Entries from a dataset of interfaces

★ ★ ★ ★

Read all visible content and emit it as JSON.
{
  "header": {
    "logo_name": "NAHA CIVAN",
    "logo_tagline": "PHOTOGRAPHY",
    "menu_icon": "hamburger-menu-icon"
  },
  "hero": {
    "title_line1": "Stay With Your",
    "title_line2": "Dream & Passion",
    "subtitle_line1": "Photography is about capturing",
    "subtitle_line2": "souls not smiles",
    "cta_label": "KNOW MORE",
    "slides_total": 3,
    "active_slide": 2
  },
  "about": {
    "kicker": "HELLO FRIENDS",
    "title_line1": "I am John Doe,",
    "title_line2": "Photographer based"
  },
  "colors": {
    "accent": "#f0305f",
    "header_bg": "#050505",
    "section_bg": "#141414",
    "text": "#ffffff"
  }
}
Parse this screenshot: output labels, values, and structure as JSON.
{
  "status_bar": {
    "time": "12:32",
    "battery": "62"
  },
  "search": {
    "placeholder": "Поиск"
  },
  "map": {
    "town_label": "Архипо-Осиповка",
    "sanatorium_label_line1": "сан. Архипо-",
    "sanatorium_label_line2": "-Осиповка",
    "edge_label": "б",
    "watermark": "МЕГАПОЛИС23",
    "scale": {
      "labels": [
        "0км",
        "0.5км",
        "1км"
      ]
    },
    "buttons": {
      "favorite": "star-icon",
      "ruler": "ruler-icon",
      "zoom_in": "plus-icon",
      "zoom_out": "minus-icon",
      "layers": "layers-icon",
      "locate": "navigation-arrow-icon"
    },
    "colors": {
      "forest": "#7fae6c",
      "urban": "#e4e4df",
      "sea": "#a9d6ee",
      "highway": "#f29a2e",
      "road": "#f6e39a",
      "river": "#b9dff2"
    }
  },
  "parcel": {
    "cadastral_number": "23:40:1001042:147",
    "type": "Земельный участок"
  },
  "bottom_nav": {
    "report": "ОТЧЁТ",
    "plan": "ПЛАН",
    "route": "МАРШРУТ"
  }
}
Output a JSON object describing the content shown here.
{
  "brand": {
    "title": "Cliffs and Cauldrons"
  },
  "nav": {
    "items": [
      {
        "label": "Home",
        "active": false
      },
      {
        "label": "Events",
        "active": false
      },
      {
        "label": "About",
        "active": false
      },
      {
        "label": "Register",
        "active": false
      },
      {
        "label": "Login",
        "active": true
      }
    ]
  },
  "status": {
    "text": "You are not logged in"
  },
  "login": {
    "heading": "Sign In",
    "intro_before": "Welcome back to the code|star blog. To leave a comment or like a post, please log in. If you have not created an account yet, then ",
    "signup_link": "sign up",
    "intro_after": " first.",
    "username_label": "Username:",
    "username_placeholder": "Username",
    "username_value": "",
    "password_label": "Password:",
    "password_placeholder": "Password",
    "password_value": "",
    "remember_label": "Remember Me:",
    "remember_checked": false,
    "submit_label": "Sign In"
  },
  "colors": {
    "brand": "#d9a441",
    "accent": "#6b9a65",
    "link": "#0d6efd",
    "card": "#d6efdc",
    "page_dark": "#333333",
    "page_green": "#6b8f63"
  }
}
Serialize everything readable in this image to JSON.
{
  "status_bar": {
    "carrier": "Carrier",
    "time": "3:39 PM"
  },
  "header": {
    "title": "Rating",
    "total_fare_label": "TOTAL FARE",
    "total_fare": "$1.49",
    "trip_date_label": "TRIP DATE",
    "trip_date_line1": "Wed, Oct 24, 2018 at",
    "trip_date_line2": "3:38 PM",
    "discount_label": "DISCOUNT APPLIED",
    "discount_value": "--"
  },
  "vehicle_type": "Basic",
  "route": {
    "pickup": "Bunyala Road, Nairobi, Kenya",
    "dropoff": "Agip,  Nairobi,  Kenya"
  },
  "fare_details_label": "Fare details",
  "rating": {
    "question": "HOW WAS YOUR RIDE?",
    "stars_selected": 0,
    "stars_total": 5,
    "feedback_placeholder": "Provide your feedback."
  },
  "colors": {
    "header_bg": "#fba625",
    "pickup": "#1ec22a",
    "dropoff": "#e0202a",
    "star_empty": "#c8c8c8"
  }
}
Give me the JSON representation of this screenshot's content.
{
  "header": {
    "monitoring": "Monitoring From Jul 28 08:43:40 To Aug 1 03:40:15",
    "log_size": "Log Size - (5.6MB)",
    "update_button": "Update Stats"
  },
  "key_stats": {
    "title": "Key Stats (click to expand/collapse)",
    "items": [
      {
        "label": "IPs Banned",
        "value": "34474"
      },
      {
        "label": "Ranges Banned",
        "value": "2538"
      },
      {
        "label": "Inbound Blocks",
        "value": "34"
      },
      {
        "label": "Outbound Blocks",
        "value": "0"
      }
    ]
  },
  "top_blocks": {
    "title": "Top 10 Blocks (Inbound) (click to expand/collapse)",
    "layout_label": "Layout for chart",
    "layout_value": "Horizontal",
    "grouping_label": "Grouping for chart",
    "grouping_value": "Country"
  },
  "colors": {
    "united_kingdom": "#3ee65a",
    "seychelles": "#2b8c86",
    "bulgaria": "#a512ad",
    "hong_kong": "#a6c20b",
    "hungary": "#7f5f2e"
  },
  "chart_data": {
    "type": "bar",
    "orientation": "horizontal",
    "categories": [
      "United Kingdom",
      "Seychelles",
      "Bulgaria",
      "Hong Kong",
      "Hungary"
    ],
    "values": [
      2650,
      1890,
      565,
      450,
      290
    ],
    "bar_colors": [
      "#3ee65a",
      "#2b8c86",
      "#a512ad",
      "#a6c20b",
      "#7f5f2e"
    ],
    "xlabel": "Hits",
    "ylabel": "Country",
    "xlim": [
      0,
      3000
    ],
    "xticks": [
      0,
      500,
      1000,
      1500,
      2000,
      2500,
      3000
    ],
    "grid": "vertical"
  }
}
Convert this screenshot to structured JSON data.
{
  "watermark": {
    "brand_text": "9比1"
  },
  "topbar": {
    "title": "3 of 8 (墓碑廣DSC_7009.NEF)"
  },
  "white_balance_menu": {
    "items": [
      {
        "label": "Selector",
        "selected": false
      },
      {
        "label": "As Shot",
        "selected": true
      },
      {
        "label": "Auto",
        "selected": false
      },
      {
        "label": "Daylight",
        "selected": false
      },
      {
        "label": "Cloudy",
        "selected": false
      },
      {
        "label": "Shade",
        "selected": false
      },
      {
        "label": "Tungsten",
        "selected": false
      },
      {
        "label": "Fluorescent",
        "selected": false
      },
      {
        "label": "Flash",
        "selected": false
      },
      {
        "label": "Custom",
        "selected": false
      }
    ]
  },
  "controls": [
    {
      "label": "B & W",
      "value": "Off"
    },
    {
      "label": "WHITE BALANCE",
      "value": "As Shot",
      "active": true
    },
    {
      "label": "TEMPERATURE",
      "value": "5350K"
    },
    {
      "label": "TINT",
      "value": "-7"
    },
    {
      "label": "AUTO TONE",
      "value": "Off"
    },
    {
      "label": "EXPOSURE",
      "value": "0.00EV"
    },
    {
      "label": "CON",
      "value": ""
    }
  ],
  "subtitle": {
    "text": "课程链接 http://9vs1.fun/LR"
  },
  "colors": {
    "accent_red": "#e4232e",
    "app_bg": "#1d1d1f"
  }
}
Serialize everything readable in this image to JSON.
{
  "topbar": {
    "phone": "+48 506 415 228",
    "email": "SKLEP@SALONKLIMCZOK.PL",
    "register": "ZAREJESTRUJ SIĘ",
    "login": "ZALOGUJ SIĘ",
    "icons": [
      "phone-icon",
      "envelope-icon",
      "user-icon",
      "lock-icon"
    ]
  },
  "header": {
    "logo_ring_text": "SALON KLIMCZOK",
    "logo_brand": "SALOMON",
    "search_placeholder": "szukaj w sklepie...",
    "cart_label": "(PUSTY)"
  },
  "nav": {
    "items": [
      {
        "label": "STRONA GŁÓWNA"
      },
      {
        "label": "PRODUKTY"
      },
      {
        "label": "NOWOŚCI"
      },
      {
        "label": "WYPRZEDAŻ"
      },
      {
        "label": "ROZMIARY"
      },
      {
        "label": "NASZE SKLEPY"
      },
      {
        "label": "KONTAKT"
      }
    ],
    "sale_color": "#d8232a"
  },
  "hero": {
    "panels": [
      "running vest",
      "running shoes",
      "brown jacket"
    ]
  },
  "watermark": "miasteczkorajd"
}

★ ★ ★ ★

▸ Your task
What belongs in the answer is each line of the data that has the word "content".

▸ Response
Read all visible content and emit it as JSON.
Output a JSON object describing the content shown here.
Give me the JSON representation of this screenshot's content.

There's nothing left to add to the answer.